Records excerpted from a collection
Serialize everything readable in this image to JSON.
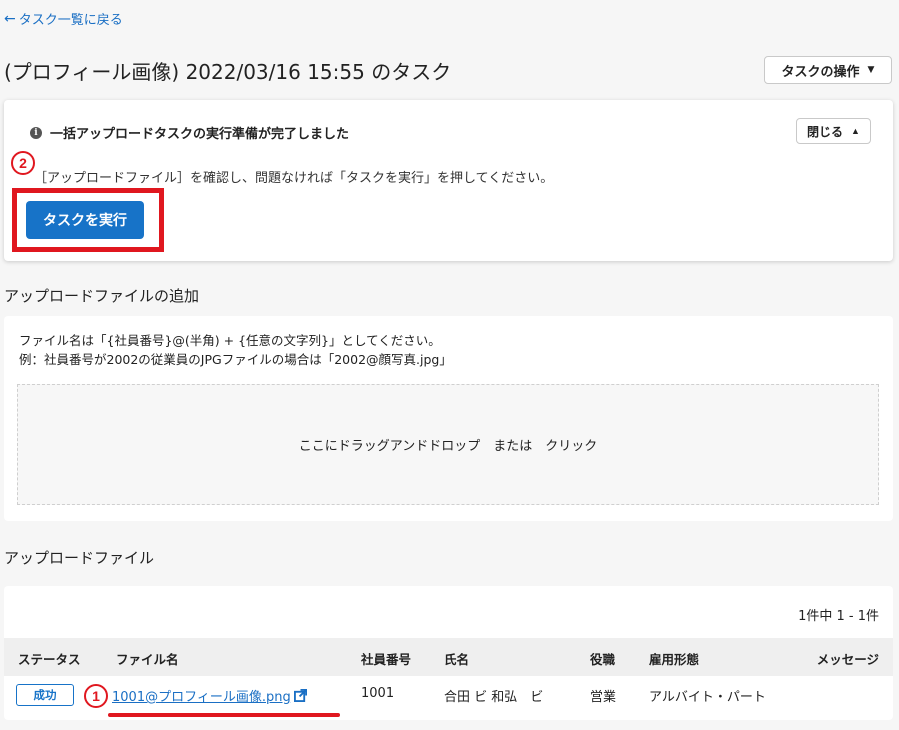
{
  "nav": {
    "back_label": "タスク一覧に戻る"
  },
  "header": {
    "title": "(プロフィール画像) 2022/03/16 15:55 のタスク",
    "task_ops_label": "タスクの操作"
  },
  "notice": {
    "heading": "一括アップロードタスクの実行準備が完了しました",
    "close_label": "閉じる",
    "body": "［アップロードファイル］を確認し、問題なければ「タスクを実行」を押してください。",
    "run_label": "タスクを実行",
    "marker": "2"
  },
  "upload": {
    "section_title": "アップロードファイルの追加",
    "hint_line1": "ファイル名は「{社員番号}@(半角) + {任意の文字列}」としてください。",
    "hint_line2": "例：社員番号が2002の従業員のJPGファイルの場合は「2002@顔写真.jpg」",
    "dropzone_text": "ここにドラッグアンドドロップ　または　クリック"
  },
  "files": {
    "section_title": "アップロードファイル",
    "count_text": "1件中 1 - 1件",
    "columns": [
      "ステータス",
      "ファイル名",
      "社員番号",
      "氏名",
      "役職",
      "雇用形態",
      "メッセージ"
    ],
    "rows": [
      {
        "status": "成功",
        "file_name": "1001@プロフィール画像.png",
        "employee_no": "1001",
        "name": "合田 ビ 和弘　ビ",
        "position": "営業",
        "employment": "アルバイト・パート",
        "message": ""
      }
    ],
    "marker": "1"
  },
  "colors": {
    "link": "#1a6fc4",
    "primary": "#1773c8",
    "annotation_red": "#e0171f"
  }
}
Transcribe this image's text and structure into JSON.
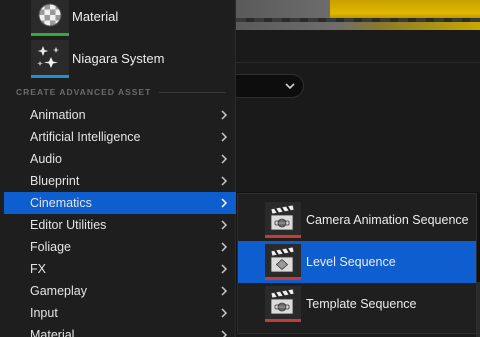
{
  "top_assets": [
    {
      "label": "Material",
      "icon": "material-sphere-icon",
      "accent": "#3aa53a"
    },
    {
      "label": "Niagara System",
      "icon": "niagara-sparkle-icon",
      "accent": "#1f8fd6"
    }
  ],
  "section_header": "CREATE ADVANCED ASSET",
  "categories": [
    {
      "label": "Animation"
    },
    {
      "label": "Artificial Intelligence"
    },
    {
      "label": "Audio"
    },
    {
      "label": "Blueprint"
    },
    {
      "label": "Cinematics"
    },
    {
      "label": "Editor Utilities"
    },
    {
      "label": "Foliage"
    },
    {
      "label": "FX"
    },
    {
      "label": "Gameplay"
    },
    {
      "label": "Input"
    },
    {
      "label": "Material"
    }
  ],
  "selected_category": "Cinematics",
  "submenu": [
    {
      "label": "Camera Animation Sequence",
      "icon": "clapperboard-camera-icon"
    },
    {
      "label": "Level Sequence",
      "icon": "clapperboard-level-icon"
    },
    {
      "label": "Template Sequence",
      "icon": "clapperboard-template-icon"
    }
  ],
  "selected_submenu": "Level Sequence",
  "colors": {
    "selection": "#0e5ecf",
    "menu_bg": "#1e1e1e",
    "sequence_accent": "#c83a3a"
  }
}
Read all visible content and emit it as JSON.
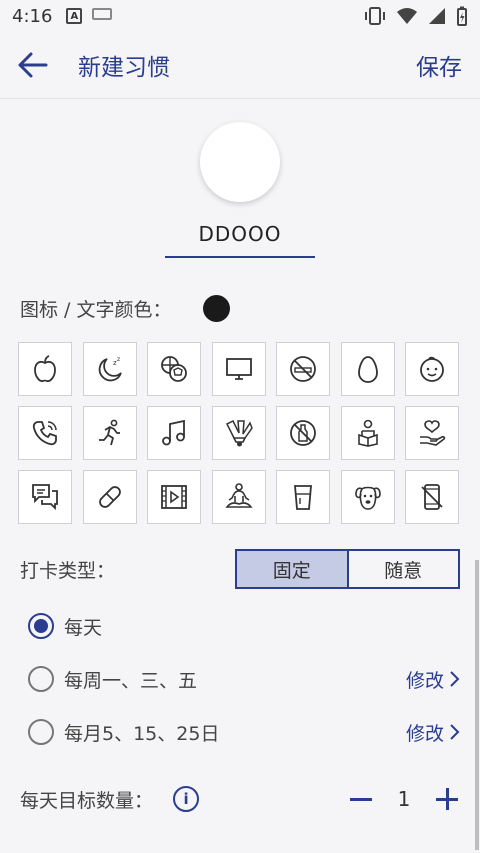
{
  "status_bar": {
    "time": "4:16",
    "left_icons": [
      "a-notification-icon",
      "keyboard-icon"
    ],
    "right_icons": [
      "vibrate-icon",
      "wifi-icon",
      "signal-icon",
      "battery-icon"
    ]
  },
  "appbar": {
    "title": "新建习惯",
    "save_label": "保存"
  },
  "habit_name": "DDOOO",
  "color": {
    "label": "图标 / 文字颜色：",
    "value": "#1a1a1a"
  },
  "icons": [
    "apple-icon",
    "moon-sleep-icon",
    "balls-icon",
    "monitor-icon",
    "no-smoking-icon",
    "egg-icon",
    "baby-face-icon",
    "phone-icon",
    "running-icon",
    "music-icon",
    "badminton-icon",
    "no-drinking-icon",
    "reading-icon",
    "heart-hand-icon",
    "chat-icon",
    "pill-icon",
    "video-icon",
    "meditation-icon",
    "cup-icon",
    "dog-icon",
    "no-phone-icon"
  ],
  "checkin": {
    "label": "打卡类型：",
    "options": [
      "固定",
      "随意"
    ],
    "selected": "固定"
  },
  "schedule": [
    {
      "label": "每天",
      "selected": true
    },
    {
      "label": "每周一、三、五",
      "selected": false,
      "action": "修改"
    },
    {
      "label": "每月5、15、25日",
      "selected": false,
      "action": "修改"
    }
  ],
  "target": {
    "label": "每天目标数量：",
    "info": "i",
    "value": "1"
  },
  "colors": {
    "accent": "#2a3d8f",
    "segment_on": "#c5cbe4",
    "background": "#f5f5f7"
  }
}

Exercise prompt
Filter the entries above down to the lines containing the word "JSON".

Finished exercise
Serialize everything readable in this image to JSON.
Transcribe this image's text and structure into JSON.
Read all visible content and emit it as JSON.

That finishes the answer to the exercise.